== Action item ==
Search the listing below for "name". Copy each matching line.

====== Study material ======

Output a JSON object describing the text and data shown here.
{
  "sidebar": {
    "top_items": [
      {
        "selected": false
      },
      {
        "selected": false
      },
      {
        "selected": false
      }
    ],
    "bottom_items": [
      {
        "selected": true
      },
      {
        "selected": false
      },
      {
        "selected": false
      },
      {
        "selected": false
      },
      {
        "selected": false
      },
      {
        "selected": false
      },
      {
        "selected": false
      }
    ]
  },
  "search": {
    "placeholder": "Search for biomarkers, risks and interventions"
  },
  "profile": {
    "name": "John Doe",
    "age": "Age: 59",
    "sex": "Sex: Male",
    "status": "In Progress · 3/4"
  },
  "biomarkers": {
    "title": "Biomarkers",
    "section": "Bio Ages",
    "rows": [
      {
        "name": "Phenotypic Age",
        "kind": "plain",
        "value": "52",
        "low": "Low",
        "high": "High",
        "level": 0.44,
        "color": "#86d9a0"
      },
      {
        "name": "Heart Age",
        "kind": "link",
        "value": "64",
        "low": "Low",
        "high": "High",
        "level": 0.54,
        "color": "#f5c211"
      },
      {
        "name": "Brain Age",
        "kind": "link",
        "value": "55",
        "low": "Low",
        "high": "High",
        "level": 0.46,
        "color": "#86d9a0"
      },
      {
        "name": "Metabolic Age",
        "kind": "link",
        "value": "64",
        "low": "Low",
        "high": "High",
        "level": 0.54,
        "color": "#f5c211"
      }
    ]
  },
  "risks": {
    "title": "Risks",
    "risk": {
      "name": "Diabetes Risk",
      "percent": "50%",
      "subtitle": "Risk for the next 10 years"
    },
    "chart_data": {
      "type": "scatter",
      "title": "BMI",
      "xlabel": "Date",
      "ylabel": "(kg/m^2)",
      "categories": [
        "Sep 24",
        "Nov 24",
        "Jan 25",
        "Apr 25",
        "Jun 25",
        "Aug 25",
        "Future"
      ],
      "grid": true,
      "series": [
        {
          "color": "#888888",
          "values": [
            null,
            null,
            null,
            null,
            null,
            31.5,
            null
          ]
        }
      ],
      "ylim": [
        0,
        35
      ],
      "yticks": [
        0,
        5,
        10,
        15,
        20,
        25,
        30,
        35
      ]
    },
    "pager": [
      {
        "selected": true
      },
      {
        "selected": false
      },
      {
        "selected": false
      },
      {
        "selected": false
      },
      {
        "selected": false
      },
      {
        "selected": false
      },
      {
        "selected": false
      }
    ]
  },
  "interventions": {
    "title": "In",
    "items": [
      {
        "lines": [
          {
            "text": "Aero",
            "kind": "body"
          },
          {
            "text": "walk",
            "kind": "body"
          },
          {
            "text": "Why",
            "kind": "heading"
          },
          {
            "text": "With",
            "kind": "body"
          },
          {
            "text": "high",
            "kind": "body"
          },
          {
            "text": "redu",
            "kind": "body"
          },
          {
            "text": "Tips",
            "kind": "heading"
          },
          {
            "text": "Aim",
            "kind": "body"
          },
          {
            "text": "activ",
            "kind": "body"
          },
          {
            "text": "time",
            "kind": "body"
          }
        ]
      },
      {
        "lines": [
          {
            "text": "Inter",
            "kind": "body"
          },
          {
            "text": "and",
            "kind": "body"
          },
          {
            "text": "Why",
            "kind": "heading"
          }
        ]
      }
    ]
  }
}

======

== Problem solution ==
    "name": "John Doe",
        "name": "Phenotypic Age",
        "name": "Heart Age",
        "name": "Brain Age",
        "name": "Metabolic Age",
      "name": "Diabetes Risk",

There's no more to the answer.